One element, Hua’s taking up of her aging father’s sword, was seized upon as an opportunity to change the story into a Confucian fable. Already in Guō’s work, he records a so-called “Second Mulan”, retelling the tale in the eighth century with significant revisions that stress Confucian virtues, in particular, filial piety (孝, xiào). Where in the original, Hua declines a government post after returning from war triumphant, Tang dynasty (唐; 618–690, 705–907) official Wei Yuanfu (韋元甫) omits that part, as giving a woman political power would be inconceivable to his worldview. Finally, the first-person perspective of the original disappears, and an impersonal, moralizing third-person narration takes over instead.
I hadn’t known it when I began this piece, but apparently a live-action version of Mulan is set to be released by Disney two years hence. I’d like to see them treat the cultural issues with more sensitivity, peeling away the layers of appropriation the story has already undergone in China—which made it into a legend of Confucian orthodoxy in support of the empire—as well as steering clear of the ethnic biases Western media have applied to portrayals of Asians. It is also my hope they present a proud, strong horsewoman from the Xianbei nomadic tribes fighting to defend her family and her homeland of the Northern Wei, perhaps with badass female warrior buddies instead of anthropomorphized animals and stupid macho dudes.
There was one additional point I think worth making, which I did not include in my initial post: the choice of the Huns, also known as the Xiongnu (匈奴), as the invaders that had to be fought off, always struck me as odd. The Huns’ activities in Asia were in fact fairly limited, and Mulan’s people, the Xianbei, supplanted them on the steppe, perhaps driving them to their better-known invasions of Europe. Shan Yu, despite being the villain, is strong, clever, skilled at riding, use of the bow and the sword, living off the land, and falconry; all things still associated with these Northern tribes. In short, I’d conclude his portrayal, minus the two-dimensional evil, is actually closer to an authentic Mulan.
Read Subsequent Articles in This Series
Read Previous Articles in This Series
- Musical Records of Old and New (《古今樂錄》, Gǔjīn Yuèlù), c. 568 CE.
- Guō Màoqiàn (郭茂倩), in Anthology of Yuefu Poetry (《樂府詩集》, Yuèfǔshī) an anthology of lyrical pieces from the Han dynasty (漢朝) through the Five Dynasties and Ten Kingdoms period (五代十國, second century BCE–10th century CE).

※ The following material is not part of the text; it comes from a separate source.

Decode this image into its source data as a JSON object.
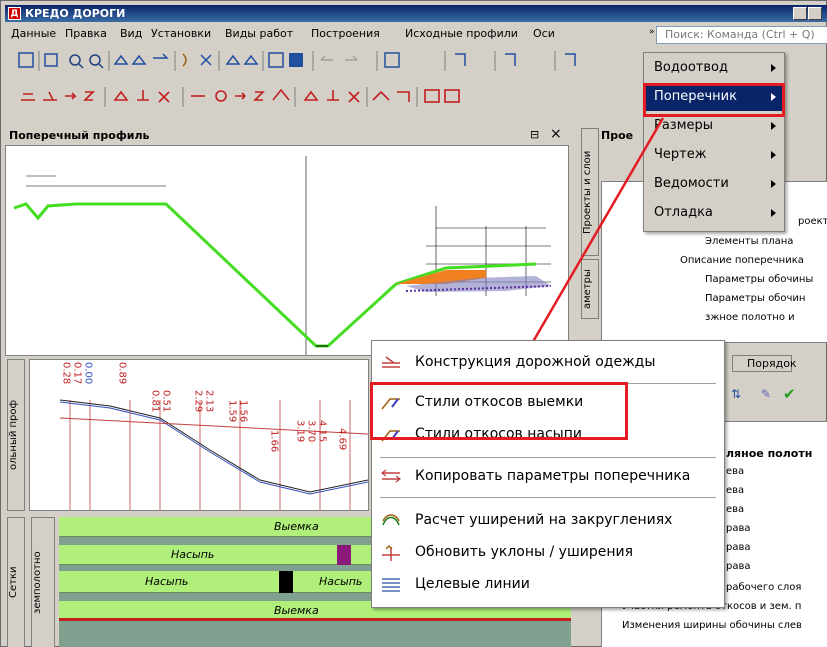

- Map by Khiruge, 2015.
- 李白 (Li Bai), 《李波小妹歌》(Li Bo xiaomei ge, The Ballad of Li Bo’s Younger Sister), and 《紫騮馬》 (Ziliu ma, The Black-Tailed Red Horse), 701-762, both collected in 《全唐詩》 (Quan Tangshi, Complete Tang Poems), 1705. Coincidentally, Li Bai was also a friend of Du Fu.